When Bob Huggins joined West Virginia as the head coach in 2007, his starting point guard was a junior named Darris Nichols.

Nichols was a bit of a gift for Huggins — he was already experienced and well-coached having played two seasons under John Beilein. Over the next two seasons, he gave Huggins more than 10 points per game and helped mold some of WVU’s stars that eventually took the program to a Final Four.

“He was great to coach, but so was Da’Sean [Butler], so was [Kevin Jones], I mean, we were blessed,” Huggins said after WVU’s win over Bellarmine on Tuesday.

Saturday, Huggins will go through a first. For the first time in his career, WVU’s legendary coach will square off against one of his former players, as Nichols recently took the head job at Radford.

Country roads have led Nichols home in two ways. WVU fans will relish the opportunity to see one of their stars on the opposing sideline of a building in which he played 144 games, of course, but on a bigger scale, Nichols took his first coaching job in his home town of Radford.

This will be a unique case in which Huggins, who coaches in his hometown of Morgantown, will square off against a former player, who also represents his own hometown.
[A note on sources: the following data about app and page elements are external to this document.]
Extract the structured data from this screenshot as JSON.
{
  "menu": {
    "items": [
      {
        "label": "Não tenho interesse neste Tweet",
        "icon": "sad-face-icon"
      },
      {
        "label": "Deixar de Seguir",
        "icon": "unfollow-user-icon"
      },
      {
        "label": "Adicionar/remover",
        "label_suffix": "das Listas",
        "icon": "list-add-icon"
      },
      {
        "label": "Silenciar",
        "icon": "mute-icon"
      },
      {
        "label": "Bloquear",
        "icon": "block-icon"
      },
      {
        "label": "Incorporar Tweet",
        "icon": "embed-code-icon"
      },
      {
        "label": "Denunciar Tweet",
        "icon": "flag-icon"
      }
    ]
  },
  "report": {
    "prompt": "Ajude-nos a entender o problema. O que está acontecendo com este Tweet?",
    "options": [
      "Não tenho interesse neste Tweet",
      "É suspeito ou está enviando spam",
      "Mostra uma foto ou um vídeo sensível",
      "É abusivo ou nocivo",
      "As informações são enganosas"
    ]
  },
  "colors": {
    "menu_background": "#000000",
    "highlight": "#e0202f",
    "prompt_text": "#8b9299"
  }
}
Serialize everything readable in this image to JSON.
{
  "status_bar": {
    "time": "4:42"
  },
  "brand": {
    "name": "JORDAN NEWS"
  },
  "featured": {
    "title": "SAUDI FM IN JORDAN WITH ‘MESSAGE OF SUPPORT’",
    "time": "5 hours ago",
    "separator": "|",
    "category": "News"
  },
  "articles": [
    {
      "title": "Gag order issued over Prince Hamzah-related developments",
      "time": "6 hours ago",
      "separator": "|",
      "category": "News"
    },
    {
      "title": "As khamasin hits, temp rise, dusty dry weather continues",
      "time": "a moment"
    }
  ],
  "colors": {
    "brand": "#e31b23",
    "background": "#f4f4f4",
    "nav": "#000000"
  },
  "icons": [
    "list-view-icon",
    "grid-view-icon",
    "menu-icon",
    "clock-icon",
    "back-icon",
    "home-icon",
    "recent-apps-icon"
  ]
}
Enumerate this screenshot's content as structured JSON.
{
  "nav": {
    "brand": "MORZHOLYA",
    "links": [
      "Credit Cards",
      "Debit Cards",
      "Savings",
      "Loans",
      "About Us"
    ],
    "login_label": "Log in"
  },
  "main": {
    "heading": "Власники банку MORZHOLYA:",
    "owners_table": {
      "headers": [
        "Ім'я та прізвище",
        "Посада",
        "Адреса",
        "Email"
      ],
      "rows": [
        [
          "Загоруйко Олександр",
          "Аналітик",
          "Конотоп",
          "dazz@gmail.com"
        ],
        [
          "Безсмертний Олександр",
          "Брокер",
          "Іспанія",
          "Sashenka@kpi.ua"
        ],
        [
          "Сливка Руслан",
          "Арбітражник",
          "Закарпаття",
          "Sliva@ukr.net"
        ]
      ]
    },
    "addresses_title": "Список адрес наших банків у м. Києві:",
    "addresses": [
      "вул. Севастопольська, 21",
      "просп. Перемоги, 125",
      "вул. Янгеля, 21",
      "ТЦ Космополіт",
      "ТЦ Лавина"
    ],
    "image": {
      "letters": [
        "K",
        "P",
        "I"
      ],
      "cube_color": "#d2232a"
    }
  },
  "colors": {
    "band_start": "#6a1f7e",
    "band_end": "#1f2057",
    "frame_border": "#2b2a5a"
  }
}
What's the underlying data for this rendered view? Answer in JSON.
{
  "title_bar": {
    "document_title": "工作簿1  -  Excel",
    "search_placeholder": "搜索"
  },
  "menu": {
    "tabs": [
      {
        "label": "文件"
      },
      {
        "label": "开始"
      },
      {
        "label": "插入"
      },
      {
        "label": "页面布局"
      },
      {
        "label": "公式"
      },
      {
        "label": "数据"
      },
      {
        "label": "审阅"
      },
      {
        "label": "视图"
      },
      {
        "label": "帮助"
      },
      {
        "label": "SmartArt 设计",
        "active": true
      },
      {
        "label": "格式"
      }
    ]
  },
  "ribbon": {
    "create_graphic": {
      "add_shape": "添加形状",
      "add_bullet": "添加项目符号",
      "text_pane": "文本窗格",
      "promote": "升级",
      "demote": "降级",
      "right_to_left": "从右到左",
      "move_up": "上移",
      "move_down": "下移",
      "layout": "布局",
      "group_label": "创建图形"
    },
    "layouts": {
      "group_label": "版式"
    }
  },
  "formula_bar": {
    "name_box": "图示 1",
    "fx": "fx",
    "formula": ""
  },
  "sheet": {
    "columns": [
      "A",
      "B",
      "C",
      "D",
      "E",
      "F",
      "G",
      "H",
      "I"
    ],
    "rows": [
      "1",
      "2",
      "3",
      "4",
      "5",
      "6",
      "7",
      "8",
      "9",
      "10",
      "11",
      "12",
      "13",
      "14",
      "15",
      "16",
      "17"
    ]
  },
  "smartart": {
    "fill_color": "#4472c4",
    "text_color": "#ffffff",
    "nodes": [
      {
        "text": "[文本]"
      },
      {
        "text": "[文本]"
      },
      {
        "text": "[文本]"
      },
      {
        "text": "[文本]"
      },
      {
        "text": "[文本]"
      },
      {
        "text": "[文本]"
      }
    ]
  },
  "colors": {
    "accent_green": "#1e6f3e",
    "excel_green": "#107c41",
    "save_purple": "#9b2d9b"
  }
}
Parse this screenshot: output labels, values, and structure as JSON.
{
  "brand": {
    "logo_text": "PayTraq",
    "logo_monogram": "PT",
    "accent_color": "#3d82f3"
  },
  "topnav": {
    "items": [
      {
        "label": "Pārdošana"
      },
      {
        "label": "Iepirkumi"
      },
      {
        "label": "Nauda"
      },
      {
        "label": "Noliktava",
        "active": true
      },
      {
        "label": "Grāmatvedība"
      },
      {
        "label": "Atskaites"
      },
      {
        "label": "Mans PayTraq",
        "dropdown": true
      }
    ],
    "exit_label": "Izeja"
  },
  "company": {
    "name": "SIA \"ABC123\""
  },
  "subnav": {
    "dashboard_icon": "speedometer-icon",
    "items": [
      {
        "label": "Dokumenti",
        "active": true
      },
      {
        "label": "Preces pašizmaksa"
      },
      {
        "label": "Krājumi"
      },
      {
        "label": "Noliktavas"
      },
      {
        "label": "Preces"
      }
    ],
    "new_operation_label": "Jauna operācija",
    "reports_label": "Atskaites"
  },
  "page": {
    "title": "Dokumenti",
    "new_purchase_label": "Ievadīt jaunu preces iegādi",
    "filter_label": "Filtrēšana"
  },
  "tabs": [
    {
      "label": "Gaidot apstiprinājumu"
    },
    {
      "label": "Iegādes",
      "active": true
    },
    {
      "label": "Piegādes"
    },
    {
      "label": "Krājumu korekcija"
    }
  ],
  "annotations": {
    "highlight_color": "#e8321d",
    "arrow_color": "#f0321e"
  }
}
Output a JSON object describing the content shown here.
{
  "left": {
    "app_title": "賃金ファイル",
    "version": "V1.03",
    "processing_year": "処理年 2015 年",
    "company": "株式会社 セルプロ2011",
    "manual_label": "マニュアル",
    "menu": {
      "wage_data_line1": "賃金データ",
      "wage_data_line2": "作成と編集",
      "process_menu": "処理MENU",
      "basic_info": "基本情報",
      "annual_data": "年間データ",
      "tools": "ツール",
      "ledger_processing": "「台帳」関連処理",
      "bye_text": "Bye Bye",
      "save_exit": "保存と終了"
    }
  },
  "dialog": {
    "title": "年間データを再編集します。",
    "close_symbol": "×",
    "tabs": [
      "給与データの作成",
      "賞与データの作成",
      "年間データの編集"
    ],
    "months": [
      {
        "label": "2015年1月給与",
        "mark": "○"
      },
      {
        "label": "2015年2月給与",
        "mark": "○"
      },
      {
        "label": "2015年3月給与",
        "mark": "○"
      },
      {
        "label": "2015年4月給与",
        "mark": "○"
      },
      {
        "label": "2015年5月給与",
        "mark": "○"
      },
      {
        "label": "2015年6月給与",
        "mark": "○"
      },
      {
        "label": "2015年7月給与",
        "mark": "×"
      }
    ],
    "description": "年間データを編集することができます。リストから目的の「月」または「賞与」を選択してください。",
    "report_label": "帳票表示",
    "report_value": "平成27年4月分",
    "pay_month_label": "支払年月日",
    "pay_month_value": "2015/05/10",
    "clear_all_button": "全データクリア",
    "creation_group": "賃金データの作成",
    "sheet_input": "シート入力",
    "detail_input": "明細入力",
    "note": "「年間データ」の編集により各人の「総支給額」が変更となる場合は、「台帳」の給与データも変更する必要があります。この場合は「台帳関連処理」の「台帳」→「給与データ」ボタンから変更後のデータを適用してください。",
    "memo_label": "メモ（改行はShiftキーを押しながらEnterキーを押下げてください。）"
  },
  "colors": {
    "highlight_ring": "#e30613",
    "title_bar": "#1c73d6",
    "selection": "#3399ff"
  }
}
Nichols has already made the rounds in the college basketball world since ending his playing career. As an assistant, he spent time at West Virginia, Northern Kentucky, Wofford, Louisiana Tech and Florida before getting his first head coaching job. He even faced Huggins and WVU three times while at Florida, visiting the Coliseum last year as his Gators defeated the Mountaineers in the Big 12/SEC Challenge.

Admittedly, Radford is a much different program in size and scope from Florida — but Huggins, who began his career at Walsh, says he is happy for his former player.

“I’m happy for Darris,” Huggins said. “It’s a great opportunity for him, and particularly to be able to do it in his hometown. We all start somewhere and hopefully have success, and hopefully that success is continued other places.”

College basketball is a much different sport from what it was during Huggins’s days at Walsh, however. He says it’s tougher to build relationships with players and other coaches, something that Huggins prides himself on — and for that reason, he wouldn’t want to be an upstart coach like Nichols in this day and age.

Still, Huggins is confident in Nichols, and says he knows what he’s doing.

“Everybody thought I was crazy when I left Ohio State to go to Walsh, which maybe I was. Everybody said, why do you do it? And I said because I believe in myself,” Huggins said. “I’m betting on me. And I think that’s what Darris has done, and you know I think that you’ve gotta have a strong belief in yourself and a belief in what you do…and I think Darris possesses those qualities.”

Nichols’s tenure hasn’t gotten off to a strong start as his team sits 4-4 at the beginning of December. Huggins says this is normal, though, and it’s his job as a coach to figure out how to fix it — whether it’s making subtle adjustments or big changes.

“I think Darris has done that,” Huggins said. “He went from them struggling to winning three in a row and playing really well. I mean if you watch those three games, they’re playing really well.”

One of those wins, in fact, came against Eastern Kentucky — a squad that gave WVU trouble.

Tip-off between West Virginia and Radford is set for 4 p.m. ET on ESPN+.